- Your objective -
Pull every line with "start" from the data.

*** Supplied data Section Begins ***

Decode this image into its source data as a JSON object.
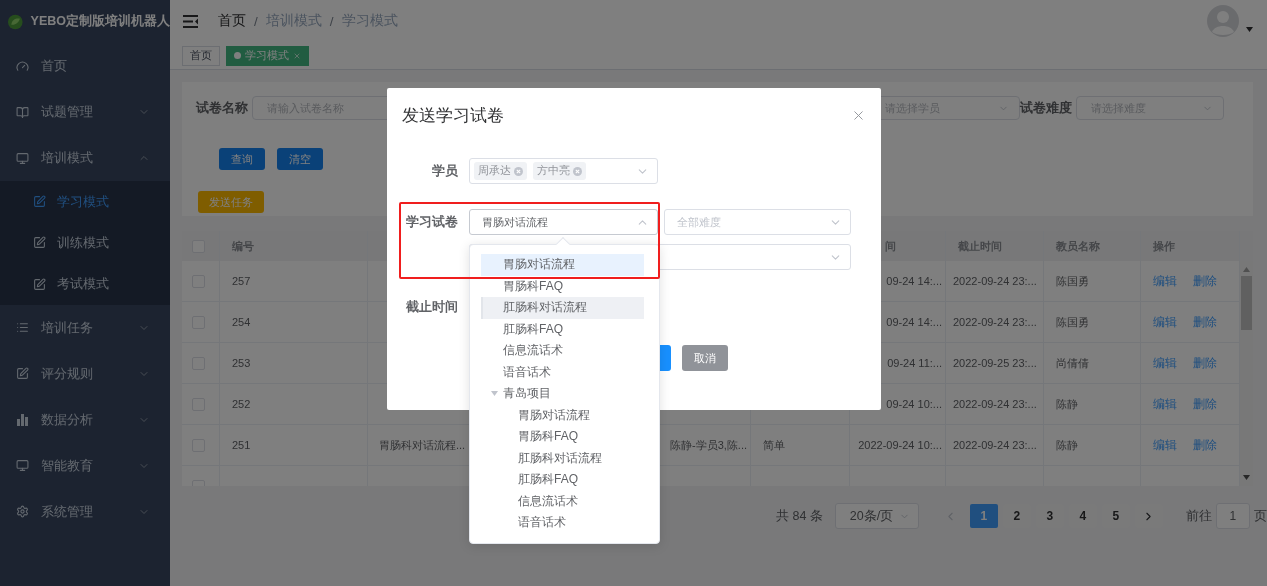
{
  "sidebar": {
    "title": "YEBO定制版培训机器人",
    "items": [
      {
        "label": "首页",
        "kind": "link"
      },
      {
        "label": "试题管理",
        "kind": "submenu",
        "expanded": false
      },
      {
        "label": "培训模式",
        "kind": "submenu",
        "expanded": true,
        "children": [
          {
            "label": "学习模式",
            "selected": true
          },
          {
            "label": "训练模式",
            "selected": false
          },
          {
            "label": "考试模式",
            "selected": false
          }
        ]
      },
      {
        "label": "培训任务",
        "kind": "submenu",
        "expanded": false
      },
      {
        "label": "评分规则",
        "kind": "submenu",
        "expanded": false
      },
      {
        "label": "数据分析",
        "kind": "submenu",
        "expanded": false
      },
      {
        "label": "智能教育",
        "kind": "submenu",
        "expanded": false
      },
      {
        "label": "系统管理",
        "kind": "submenu",
        "expanded": false
      }
    ]
  },
  "header": {
    "breadcrumb": [
      "首页",
      "培训模式",
      "学习模式"
    ],
    "separator": "/"
  },
  "tags": [
    {
      "label": "首页",
      "selected": false
    },
    {
      "label": "学习模式",
      "selected": true
    }
  ],
  "filters": {
    "fields": [
      {
        "label": "试卷名称",
        "placeholder": "请输入试卷名称"
      },
      {
        "placeholder": "请选择学员"
      },
      {
        "label": "试卷难度",
        "placeholder": "请选择难度"
      }
    ],
    "buttons": [
      "查询",
      "清空"
    ],
    "send_button": "发送任务"
  },
  "table": {
    "header": {
      "checked": false,
      "id": "编号",
      "start": "间",
      "end": "截止时间",
      "teacher": "教员名称",
      "actions": "操作"
    },
    "rows": [
      {
        "checked": false,
        "id": "257",
        "start": "09-24 14:...",
        "end": "2022-09-24 23:...",
        "teacher": "陈国勇",
        "actions": [
          "编辑",
          "删除"
        ]
      },
      {
        "checked": false,
        "id": "254",
        "start": "09-24 14:...",
        "end": "2022-09-24 23:...",
        "teacher": "陈国勇",
        "actions": [
          "编辑",
          "删除"
        ]
      },
      {
        "checked": false,
        "id": "253",
        "start": "09-24 11:...",
        "end": "2022-09-25 23:...",
        "teacher": "尚倩倩",
        "actions": [
          "编辑",
          "删除"
        ]
      },
      {
        "checked": false,
        "id": "252",
        "start": "09-24 10:...",
        "end": "2022-09-24 23:...",
        "teacher": "陈静",
        "actions": [
          "编辑",
          "删除"
        ]
      },
      {
        "checked": false,
        "id": "251",
        "paper": "胃肠科对话流程...",
        "students": "陈静-学员3,陈...",
        "difficulty": "简单",
        "start": "2022-09-24 10:...",
        "end": "2022-09-24 23:...",
        "teacher": "陈静",
        "actions": [
          "编辑",
          "删除"
        ]
      },
      {
        "checked": false
      }
    ]
  },
  "pagination": {
    "total": "共 84 条",
    "page_size": "20条/页",
    "pages": [
      {
        "label": "1",
        "selected": true
      },
      {
        "label": "2",
        "selected": false
      },
      {
        "label": "3",
        "selected": false
      },
      {
        "label": "4",
        "selected": false
      },
      {
        "label": "5",
        "selected": false
      }
    ],
    "goto_label": "前往",
    "goto_value": "1",
    "goto_suffix": "页"
  },
  "dialog": {
    "title": "发送学习试卷",
    "student_label": "学员",
    "students": [
      "周承达",
      "方中亮"
    ],
    "paper_label": "学习试卷",
    "paper_value": "胃肠对话流程",
    "paper_open": true,
    "difficulty_placeholder": "全部难度",
    "deadline_label": "截止时间",
    "cancel_button": "取消"
  },
  "dropdown": {
    "items": [
      {
        "label": "胃肠对话流程",
        "selected": true,
        "hovered": false
      },
      {
        "label": "胃肠科FAQ",
        "selected": false,
        "hovered": false
      },
      {
        "label": "肛肠科对话流程",
        "selected": false,
        "hovered": true
      },
      {
        "label": "肛肠科FAQ",
        "selected": false,
        "hovered": false
      },
      {
        "label": "信息流话术",
        "selected": false,
        "hovered": false
      },
      {
        "label": "语音话术",
        "selected": false,
        "hovered": false
      },
      {
        "label": "青岛项目",
        "selected": false,
        "hovered": false,
        "expanded": true,
        "children": [
          {
            "label": "胃肠对话流程",
            "selected": false,
            "hovered": false
          },
          {
            "label": "胃肠科FAQ",
            "selected": false,
            "hovered": false
          },
          {
            "label": "肛肠科对话流程",
            "selected": false,
            "hovered": false
          },
          {
            "label": "肛肠科FAQ",
            "selected": false,
            "hovered": false
          },
          {
            "label": "信息流话术",
            "selected": false,
            "hovered": false
          },
          {
            "label": "语音话术",
            "selected": false,
            "hovered": false
          }
        ]
      }
    ]
  }
}
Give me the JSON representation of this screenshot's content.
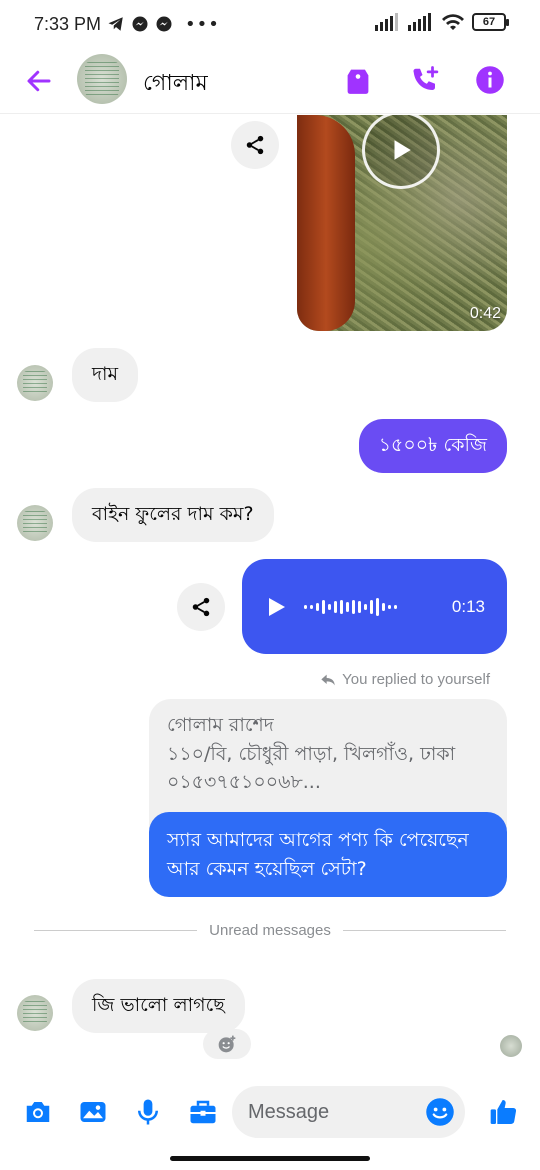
{
  "status_bar": {
    "time": "7:33 PM",
    "battery": "67"
  },
  "header": {
    "contact_name": "গোলাম",
    "accent": "#a033ff"
  },
  "messages": {
    "video": {
      "duration": "0:42"
    },
    "incoming_1": "দাম",
    "outgoing_1": "১৫০০৳ কেজি",
    "incoming_2": "বাইন ফুলের দাম কম?",
    "audio": {
      "duration": "0:13"
    },
    "replied_label": "You replied to yourself",
    "quoted_text": "গোলাম রাশেদ\n১১০/বি, চৌধুরী পাড়া, খিলগাঁও, ঢাকা\n০১৫৩৭৫১০০৬৮...",
    "reply_text": "স্যার আমাদের আগের পণ্য কি পেয়েছেন আর কেমন হয়েছিল সেটা?",
    "unread_divider": "Unread messages",
    "incoming_3": "জি ভালো লাগছে"
  },
  "composer": {
    "placeholder": "Message"
  },
  "colors": {
    "outgoing_purple": "#6a4cf3",
    "audio_blue": "#3d56f0",
    "reply_blue": "#2e6cf6",
    "icon_blue": "#0a7cff"
  }
}
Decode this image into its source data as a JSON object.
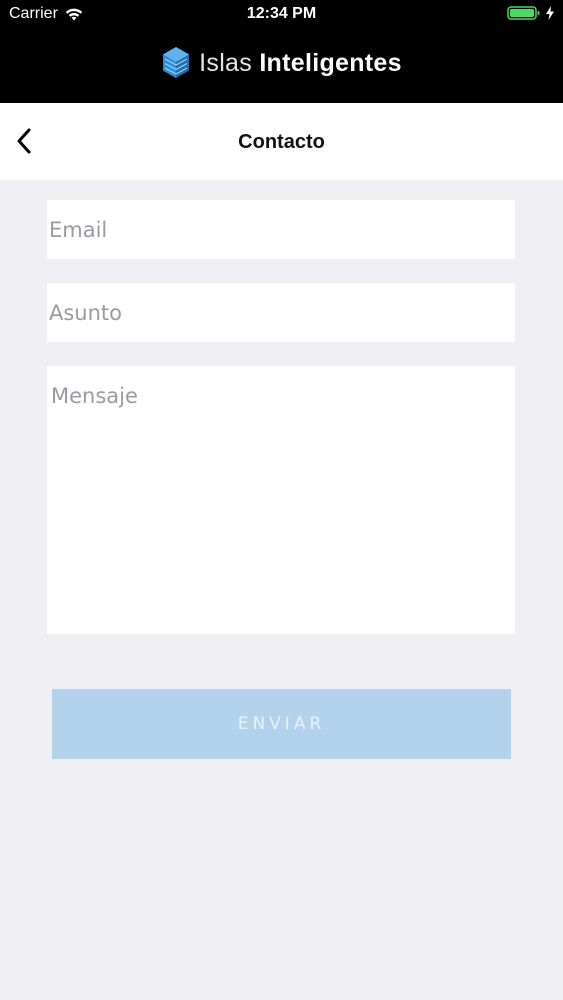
{
  "status_bar": {
    "carrier": "Carrier",
    "time": "12:34 PM",
    "wifi_icon": "wifi-icon",
    "battery_icon": "battery-icon",
    "charging_icon": "charging-bolt-icon",
    "battery_color": "#4cd964"
  },
  "brand": {
    "logo_icon": "cube-logo-icon",
    "name_light": "Islas",
    "name_bold": "Inteligentes",
    "logo_color": "#2b8fd6"
  },
  "nav": {
    "back_icon": "chevron-left-icon",
    "title": "Contacto"
  },
  "form": {
    "email": {
      "placeholder": "Email",
      "value": ""
    },
    "subject": {
      "placeholder": "Asunto",
      "value": ""
    },
    "message": {
      "placeholder": "Mensaje",
      "value": ""
    },
    "submit_label": "ENVIAR",
    "submit_color": "#b3d3ec"
  },
  "theme": {
    "header_bg": "#000000",
    "page_bg": "#efeff4"
  }
}
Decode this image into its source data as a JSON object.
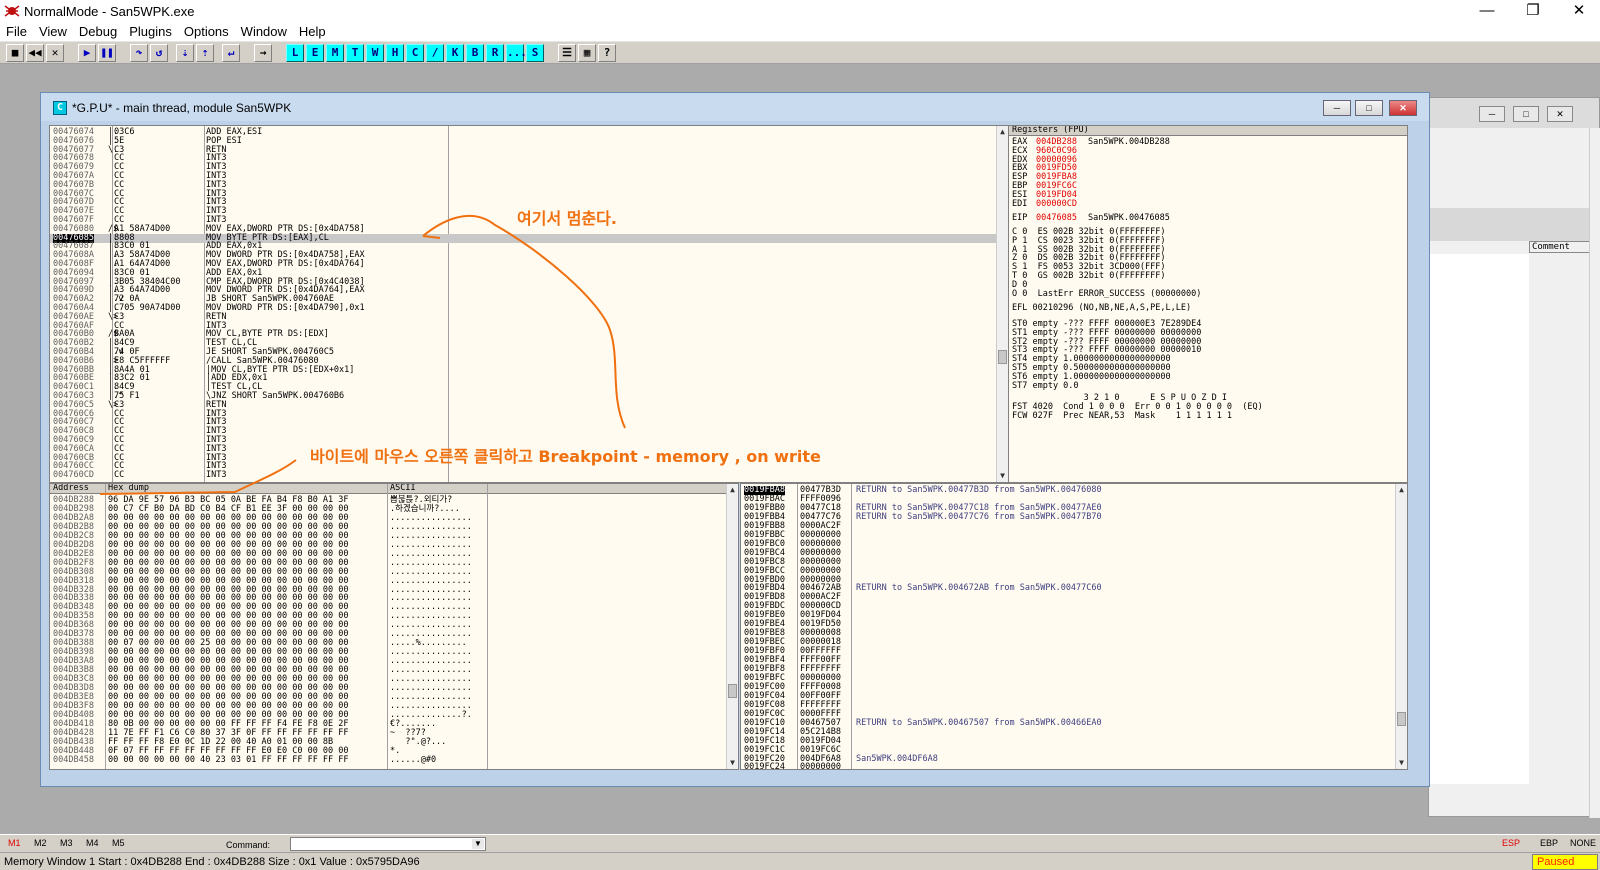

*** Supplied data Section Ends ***

- Your response -
      "start": "间",
        "start": "09-24 14:...",
        "start": "09-24 14:...",
        "start": "09-24 11:...",
        "start": "09-24 10:...",
        "start": "2022-09-24 10:...",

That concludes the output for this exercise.